This should've been No. 1, really. You might try to schedule all your classes late in the day, but inevitably, there will be at least one 8 a.m. class (uggghhh) that you have to take. Now regular coffee makers have a 12-cup max capacity, which as ambitious as you are, might just be unnecessary. Plus it's large and takes up a lot of precious space. Enter this top-rated model, which is slim, shiny and uses a mesh scoop filter so you can choose your preferred coffee grounds. The maker brews an 8-ounce cup in 90 seconds, but you're gonna want a 14-ounce travel mug's worth, and that only takes about two-and-a-half minutes to fill up.

A big wooden spoon, a spatula, a serving spoon, a can opener, measuring spoons, measuring cups, a peeler and a sharp knife are all little things you could forget when you're selecting your silverware, plates, cups and bowls. While this set doesn't have all of those items, it does include a pretty impressive roster of basic tools. You can definitely find more colorful sets if style matters to you, but this basic collection is cheap and includes both a bottle opener and a pizza cutter, which you just might end up using more than the rest.


One of the most frequent questions you'll ask yourself in college is, "Wait, do I even have time to eat?" It's sad, but it's the truth. You'll need appliances that will help you prepare food in no time so that you don't starve if you're running late to class or an internship or wherever you need to be. This quesadilla maker is cheap and perfect for a quick and easy lunch! And there's really no shame in being the person who runs around campus frantically shoving a quesadilla in your face. We've all been there.

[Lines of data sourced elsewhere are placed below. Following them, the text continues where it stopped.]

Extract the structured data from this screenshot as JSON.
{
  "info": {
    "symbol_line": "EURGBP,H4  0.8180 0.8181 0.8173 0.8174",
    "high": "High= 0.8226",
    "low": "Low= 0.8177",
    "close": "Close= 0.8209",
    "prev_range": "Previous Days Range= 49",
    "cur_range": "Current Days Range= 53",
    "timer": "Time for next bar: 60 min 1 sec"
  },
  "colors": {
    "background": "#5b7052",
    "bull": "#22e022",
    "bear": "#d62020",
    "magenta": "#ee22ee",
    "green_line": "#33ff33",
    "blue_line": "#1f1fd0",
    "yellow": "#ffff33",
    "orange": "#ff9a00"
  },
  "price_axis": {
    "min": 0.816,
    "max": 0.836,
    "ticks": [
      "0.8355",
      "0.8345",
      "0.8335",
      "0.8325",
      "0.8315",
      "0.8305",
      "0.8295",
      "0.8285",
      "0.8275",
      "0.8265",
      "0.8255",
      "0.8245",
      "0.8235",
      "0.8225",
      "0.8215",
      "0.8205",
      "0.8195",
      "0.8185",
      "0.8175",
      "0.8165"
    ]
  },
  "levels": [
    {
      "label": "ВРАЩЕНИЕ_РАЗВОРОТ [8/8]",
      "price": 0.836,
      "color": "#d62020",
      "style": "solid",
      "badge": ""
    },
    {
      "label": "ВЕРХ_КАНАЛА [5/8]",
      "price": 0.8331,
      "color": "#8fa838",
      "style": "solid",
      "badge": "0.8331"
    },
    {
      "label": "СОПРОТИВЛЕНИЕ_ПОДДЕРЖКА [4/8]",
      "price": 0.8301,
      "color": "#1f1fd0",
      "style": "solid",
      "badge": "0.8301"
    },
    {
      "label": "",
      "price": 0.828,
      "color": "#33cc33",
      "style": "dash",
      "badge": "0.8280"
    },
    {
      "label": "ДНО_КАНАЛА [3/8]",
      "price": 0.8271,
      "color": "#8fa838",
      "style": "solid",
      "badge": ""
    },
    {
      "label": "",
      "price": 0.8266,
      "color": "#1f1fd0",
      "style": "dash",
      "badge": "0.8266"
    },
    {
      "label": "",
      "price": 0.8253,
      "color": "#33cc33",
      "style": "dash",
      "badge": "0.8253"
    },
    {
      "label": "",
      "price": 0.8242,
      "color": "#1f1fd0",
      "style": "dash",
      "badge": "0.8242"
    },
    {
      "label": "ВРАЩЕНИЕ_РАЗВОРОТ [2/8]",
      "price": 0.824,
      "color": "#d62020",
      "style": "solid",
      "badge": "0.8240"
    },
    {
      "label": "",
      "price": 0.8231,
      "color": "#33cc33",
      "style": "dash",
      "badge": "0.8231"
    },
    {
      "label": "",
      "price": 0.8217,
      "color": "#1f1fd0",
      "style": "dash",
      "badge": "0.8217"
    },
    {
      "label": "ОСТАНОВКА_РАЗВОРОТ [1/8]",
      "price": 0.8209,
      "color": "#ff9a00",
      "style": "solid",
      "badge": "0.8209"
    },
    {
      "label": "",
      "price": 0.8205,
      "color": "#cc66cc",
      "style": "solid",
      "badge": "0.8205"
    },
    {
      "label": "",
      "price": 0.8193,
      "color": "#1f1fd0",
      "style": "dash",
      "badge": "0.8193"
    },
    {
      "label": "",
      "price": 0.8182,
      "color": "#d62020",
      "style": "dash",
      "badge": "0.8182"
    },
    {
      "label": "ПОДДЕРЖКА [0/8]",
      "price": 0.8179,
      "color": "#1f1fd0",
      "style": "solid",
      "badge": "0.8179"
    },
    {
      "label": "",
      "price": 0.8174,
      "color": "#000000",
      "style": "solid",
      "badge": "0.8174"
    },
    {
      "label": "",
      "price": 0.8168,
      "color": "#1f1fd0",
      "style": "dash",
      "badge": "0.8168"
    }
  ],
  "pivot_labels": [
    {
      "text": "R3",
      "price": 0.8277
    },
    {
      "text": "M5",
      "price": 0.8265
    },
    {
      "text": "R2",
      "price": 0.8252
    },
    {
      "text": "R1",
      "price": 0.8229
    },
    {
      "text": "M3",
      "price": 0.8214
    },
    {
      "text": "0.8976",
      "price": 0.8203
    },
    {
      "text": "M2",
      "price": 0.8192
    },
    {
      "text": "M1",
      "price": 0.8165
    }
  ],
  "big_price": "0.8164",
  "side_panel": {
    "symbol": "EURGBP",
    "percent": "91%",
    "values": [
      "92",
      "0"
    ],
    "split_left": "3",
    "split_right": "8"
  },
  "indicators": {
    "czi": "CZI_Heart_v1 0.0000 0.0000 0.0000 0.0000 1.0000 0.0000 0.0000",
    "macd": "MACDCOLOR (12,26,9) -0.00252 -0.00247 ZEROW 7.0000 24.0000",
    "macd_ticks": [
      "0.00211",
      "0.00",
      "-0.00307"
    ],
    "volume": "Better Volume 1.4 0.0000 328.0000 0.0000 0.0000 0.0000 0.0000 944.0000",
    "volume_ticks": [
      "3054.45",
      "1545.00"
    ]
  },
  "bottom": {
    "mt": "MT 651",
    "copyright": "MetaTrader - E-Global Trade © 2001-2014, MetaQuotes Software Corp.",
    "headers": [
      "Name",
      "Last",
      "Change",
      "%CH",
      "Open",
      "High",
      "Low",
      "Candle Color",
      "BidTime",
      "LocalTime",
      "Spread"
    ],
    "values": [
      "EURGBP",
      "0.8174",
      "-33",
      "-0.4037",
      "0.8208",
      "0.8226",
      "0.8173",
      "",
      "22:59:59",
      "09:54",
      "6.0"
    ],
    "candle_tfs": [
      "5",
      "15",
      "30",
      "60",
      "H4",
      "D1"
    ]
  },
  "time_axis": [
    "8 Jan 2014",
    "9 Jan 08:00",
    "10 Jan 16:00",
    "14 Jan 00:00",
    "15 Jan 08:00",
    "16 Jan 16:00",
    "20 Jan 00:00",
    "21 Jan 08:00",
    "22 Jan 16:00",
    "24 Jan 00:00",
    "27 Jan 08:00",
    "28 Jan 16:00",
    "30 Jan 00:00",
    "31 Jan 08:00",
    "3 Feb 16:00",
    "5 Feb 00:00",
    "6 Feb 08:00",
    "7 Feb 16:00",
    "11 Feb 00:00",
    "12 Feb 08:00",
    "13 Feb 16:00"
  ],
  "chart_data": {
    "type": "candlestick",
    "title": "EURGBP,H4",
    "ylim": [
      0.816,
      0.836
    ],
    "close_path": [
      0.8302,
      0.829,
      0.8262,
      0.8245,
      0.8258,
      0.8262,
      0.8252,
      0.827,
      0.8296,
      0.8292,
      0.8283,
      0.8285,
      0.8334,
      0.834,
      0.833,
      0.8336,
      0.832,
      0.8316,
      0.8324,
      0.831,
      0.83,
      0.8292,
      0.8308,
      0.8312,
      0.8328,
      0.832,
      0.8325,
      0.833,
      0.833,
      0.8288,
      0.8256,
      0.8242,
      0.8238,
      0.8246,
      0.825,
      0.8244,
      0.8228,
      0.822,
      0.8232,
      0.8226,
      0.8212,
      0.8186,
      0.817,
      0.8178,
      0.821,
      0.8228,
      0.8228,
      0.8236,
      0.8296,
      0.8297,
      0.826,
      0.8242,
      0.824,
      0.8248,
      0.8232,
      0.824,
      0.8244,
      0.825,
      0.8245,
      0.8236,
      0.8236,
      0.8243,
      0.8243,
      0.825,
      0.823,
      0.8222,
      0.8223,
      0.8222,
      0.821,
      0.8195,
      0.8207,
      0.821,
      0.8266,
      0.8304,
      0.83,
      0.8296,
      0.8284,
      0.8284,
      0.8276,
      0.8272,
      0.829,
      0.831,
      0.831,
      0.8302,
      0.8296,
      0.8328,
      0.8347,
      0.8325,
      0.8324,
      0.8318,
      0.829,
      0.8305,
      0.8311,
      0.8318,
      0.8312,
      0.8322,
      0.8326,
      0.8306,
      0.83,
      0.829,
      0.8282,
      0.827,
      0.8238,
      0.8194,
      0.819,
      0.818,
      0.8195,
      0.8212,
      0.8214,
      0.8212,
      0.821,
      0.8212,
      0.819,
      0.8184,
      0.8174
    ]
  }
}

A waffle maker is a worthy alternative (and is far more versatile than you think; by the same token, the quesadilla maker should be too).


I don't know if everyone is still drinking fruit-infused water, but I am, so this is important. While not technically a cooking item, a reusable water bottle is a smart thing to have in your dorm. Why keep buying water bottles when you can run tap water through a filter for free? And with this sturdy and slick-looking HYDY water bottle (which comes in a ton of great colors), you can add tea, lemons, berries or whatever your heart desires to that all-important H2O.

Even more of an essential than coffee (gasp!), is clean, drinkable water. A filtered water pitcher is a great way to have the most necessary sustenance around all the time. Even if you can't fit it in your fridge, you want this. There are many kinds, but a slim design works best for your limited space. The Brita 5-Cup Space Saver BPA-free water pitcher fits this bill, with color options of white, turquoise and red.

If the dorm allows it, an Instant Pot is a no-brainer, and this compact mini version is a great fit for small spaces (and those who might not want to deal with five pounds of pulled pork at a time). This particular model doesn't do yogurt, but it does double as a rice cooker and steamer -- and of course it churns out quick dinners, breakfast and perfect boiled eggs every time.

Also: Microwave-safe food storage containers with lids, like Tupperware, as well as shatter-proof and microwave-safe dishes, are a great idea. A small cutting board wouldn't hurt either. Oh, and maybe a tea towel, pot holder and trivet, too (sigh). You gotta stop somewhere, though. Bon voyage!